Collaborating for content to be shared on social media is a great way to create work for portfolios and awareness, but if it starts to move in a different direction, like towards using the imagery for advertising, circumstances change and money should start changing hands.
If you can’t find a model, try using an influencer
But first, try finding a model.
If you want to be in fashion, working with represented models is ideal; although it seems like influencers are taking over the scene, models are still trump in the industry and hired most often for fashion and advertising jobs.
Working with a signed models (who work differently than actors, who work differently than recording artists, who work differently than influencers) can be more accessible than you think. There are many new faces – as new to modeling as you are to styling – who need both practice and images for their portfolio (hellloooo you too).
Take a look online at the modeling agencies in your area or in the city that you want to work in. There is typically a ‘New Face’ section housing all of the recently signed models. Check it out. Now check out the contact us section, there is typically a person or persons in charge of new face bookings. This is the person to contact. First, make sure that you have a specific reason for contacting them, such as a particular project, with a moodboard and a creative team (or at the very least a photographer if the rest of the team is TBA).
Be professional, have proposed dates for your shoot, and proposed locations.

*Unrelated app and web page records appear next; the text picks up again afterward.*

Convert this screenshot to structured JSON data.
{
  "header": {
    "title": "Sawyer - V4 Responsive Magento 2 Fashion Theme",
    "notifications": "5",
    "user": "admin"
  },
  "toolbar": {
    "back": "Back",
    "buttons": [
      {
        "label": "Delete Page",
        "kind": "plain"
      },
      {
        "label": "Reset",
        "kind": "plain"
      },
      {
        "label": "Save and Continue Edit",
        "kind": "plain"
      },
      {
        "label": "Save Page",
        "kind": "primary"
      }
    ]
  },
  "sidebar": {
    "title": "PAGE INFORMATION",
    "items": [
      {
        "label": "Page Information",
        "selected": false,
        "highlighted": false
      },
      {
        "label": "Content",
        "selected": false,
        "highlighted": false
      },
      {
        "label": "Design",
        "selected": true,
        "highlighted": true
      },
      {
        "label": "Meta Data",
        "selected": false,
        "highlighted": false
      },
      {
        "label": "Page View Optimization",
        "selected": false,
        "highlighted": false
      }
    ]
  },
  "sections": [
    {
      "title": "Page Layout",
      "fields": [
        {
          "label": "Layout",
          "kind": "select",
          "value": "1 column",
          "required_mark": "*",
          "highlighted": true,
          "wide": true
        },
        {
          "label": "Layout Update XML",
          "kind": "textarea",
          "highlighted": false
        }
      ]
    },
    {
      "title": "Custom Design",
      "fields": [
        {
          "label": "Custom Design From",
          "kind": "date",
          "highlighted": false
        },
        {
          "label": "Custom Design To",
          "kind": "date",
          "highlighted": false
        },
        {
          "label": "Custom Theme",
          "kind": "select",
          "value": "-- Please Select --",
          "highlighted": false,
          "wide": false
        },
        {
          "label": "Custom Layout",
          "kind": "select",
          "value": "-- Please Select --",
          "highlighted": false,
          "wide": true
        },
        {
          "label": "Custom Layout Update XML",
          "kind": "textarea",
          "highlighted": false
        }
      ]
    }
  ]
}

After all, this agent is sending their client to work with a stranger, so it’s important to remember this as you provide as many details as possible.
There’s a good chance you hear back from an agent about available faces for your project (you can also have the photographer reach out and work with the agent on details which is very common).
Every month I receive packages from top modeling agencies in my city with ‘who’s in town’ (models move around cities a lot) in case I need a face for an upcoming project, and that’s without me even reaching out or asking, because, agents want their models to have a continuous stream of new work.
As you build your relationships and portfolio with examples of what you can do to transform a model in images, model agents may start to reach out to you as well.
If you can’t find a model, or are too shy to reach out to a modeling agency at the moment, reach out to a local influencer who is looking to grow their following and has a similar aesthetic to what you are looking to create. They may even be great at doing their own hair and / or makeup which can make finding a full creative team easier (just you, them and a photographer).
But stylist beware, too many influencer collaborations will start veering you away from professional styling, which requires a different aesthetic and set of skills.
Gain experience and some portfolio photos but don’t stay in the influencer sphere, which is not at the level of industry standard you will be expected to have for the jobs you want.
Influencing is part of the marketing aspect of the industry, and although intertwined, is very different from creating imagery for the fashion and advertising world. Use it as a means to gain experience, not just in building looks but in working with different personalities and body types, and to highlight different aspects of the story for different reasons, but not as a means to an end.
To be a professional fashion stylist, you will have to go beyond the online world of influencing.
You don’t need super models, high end designer showroom access or an angel investor to get started.
You just need you, someone you know and someone you’re about to know.